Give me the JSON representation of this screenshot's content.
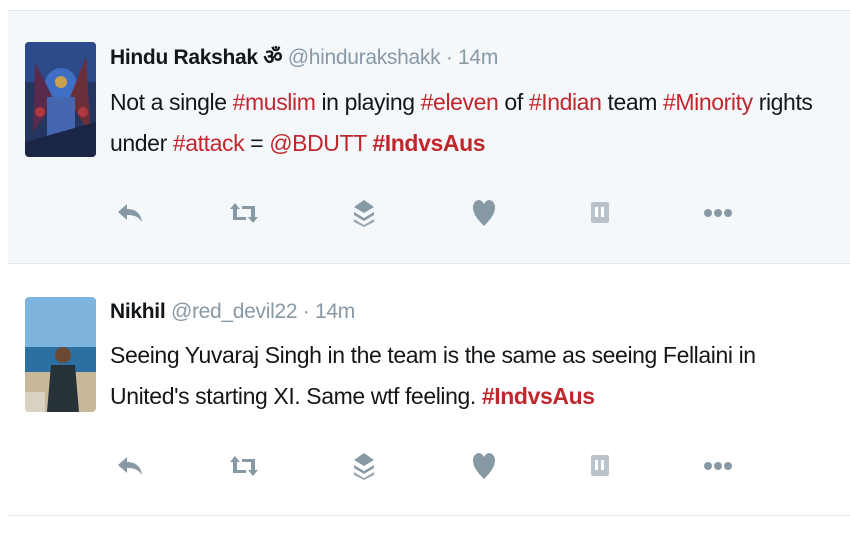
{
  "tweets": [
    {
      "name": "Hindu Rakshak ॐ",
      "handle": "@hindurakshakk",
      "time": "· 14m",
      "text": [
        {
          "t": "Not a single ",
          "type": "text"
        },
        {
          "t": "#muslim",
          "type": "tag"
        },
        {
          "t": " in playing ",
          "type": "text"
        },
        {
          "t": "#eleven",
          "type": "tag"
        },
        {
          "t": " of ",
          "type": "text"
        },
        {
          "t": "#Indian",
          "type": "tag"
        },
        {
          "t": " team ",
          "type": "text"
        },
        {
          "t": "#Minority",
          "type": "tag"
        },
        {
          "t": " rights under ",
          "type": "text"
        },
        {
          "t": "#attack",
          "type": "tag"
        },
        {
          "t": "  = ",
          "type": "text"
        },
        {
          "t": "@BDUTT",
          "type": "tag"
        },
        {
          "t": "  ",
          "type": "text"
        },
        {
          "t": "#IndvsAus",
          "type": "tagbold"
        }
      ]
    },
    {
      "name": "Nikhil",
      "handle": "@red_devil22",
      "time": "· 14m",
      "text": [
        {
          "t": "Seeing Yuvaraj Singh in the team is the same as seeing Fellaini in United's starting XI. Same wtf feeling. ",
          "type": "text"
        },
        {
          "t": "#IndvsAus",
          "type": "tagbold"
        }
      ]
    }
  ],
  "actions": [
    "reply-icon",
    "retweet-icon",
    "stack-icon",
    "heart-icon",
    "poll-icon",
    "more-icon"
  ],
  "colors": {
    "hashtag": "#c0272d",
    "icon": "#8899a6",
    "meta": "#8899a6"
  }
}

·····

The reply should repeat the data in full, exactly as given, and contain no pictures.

# Your response
Give me the JSON representation of this screenshot's content.
{
  "tweets": [
    {
      "name": "Hindu Rakshak ॐ",
      "handle": "@hindurakshakk",
      "time": "· 14m",
      "text": [
        {
          "t": "Not a single ",
          "type": "text"
        },
        {
          "t": "#muslim",
          "type": "tag"
        },
        {
          "t": " in playing ",
          "type": "text"
        },
        {
          "t": "#eleven",
          "type": "tag"
        },
        {
          "t": " of ",
          "type": "text"
        },
        {
          "t": "#Indian",
          "type": "tag"
        },
        {
          "t": " team ",
          "type": "text"
        },
        {
          "t": "#Minority",
          "type": "tag"
        },
        {
          "t": " rights under ",
          "type": "text"
        },
        {
          "t": "#attack",
          "type": "tag"
        },
        {
          "t": "  = ",
          "type": "text"
        },
        {
          "t": "@BDUTT",
          "type": "tag"
        },
        {
          "t": "  ",
          "type": "text"
        },
        {
          "t": "#IndvsAus",
          "type": "tagbold"
        }
      ]
    },
    {
      "name": "Nikhil",
      "handle": "@red_devil22",
      "time": "· 14m",
      "text": [
        {
          "t": "Seeing Yuvaraj Singh in the team is the same as seeing Fellaini in United's starting XI. Same wtf feeling. ",
          "type": "text"
        },
        {
          "t": "#IndvsAus",
          "type": "tagbold"
        }
      ]
    }
  ],
  "actions": [
    "reply-icon",
    "retweet-icon",
    "stack-icon",
    "heart-icon",
    "poll-icon",
    "more-icon"
  ],
  "colors": {
    "hashtag": "#c0272d",
    "icon": "#8899a6",
    "meta": "#8899a6"
  }
}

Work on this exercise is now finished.